Johannesburg (AFP) – Enyimba should be happier than Bayelsa United after the Nigerian contenders for the CAF Confederation Cup discovered on Friday who they will face in the qualifying rounds.
The draws for the preliminary and first rounds in Cairo were kind to Enyimba, who received a bye into the round of 32, where they will meet Diambars of Senegal or Wakriya of Guinea.
Diambars are debutants in the African equivalent of the UEFA Europa League while Wakriya have appeared only once before, and were eliminated in the preliminary round.
Although Enyimba will lack captain Augustine Oladapo, recently banned for 12 months after testing positive for banned substances, it would be a shock if they failed to advance.
Enyimba boast the most successful record of Nigerian clubs in CAF competitions, winning the Champions League and Super Cup twice each.
But the last of those victories came 16 years ago and the best the club based in southeastern city Aba have managed since was a 2018 Confederation Cup semi-finals place.
Last season, they bowed out of the second-tier African competition in the quarter-finals after woeful defending triggered a 4-1 first-leg hammering from Pyramids in Egypt.
Second division side Bayelsa secured a place in Africa by lifting the Nigerian FA Cup, and will find it much harder than Enyimba to get beyond the first round.
They had contrasting fortunes in two previous Confederation Cup appearances, reaching the 2009 semi-finals and making a preliminary-round exit five years later.
– Impressive Sfaxien –
Bayelsa have been paired with Anglogold Ashanti Golden Boys Siguiri from Guinea, one of 18 clubs debuting in the Confederation Cup this season.
Should the Nigerians survive the September tie, they will face CS Sfaxien, the Tunisian club who have won the competition a record three times.
The north Africans triumphed in 2007, retained the title the following year, surprisingly lost the 2010 final to FUS Rabat of Morocco, and succeeded again three years later.
Apart from the three Confederation Cup victories, Sfaxien won the now defunct CAF Cup in 1998 and were runners-up to Al Ahly of Egypt in the 2006 Champions League.
Nigerian clubs consistently struggle against opponents from north Africa and Sfaxien will be favourites, irrespective of whether they face Bayelsa or Siguiri.
South African entrants Marumo Gallants, a lowly league club who surprisingly won the FA Cup last season when called Tshakhuma Tsha Madzivhandila, were paired with Futuro Kings from Equatorial Guinea.
Marumo are coached by Sebastien Migne from France, who was in charge of the Equatorial Guinea national team before moving to South Africa this year.

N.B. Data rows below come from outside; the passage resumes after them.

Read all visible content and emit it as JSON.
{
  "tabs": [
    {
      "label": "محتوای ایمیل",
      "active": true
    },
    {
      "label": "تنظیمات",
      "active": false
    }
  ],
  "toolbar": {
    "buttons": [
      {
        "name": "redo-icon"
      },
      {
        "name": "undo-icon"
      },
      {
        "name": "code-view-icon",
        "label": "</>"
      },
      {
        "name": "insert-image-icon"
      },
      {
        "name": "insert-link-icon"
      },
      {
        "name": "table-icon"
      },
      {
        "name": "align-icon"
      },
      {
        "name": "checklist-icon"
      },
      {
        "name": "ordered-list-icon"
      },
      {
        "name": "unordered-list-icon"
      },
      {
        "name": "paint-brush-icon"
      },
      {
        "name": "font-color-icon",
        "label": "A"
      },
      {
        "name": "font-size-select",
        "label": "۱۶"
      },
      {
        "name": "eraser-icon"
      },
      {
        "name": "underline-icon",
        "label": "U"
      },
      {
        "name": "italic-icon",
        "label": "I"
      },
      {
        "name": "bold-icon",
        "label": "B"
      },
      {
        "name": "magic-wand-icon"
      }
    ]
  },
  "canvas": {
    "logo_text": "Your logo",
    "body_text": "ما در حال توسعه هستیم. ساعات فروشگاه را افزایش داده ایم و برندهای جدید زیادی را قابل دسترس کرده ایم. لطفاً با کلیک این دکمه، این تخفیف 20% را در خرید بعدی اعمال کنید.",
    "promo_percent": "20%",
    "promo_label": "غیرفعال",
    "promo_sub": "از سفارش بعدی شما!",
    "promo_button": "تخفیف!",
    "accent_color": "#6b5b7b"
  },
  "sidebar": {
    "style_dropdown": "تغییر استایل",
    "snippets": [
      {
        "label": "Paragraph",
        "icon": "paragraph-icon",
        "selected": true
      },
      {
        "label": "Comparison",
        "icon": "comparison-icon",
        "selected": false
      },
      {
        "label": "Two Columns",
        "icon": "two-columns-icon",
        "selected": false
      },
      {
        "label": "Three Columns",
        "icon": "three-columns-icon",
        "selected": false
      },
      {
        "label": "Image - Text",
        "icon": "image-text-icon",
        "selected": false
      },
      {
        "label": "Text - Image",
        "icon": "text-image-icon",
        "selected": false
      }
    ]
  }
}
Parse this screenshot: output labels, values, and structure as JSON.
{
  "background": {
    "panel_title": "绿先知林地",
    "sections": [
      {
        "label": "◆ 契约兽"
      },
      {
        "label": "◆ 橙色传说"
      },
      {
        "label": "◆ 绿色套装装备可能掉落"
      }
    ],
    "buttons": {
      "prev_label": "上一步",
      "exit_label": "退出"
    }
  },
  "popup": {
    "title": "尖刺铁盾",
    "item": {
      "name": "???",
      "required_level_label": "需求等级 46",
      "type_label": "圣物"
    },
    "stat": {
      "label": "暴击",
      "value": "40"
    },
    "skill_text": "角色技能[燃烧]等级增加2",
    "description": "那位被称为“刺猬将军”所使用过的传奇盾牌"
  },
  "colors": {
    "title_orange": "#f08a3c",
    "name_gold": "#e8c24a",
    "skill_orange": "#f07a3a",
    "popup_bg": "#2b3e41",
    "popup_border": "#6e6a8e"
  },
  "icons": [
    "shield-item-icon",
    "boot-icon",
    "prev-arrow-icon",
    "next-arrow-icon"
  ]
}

Orlando Pirates, impressive qualifiers for the quarter-finals last season before being outclassed by eventual winners Raja Casablanca of Morocco, were among 13 clubs to receive byes into the first round.
The Soweto Buccaneers, whose stars include Ghana goalkeeper Richard Ofori, await the winners between debutants Bumamuru of Burundi and experienced African campaigners Diables Noirs from Congo Brazzaville.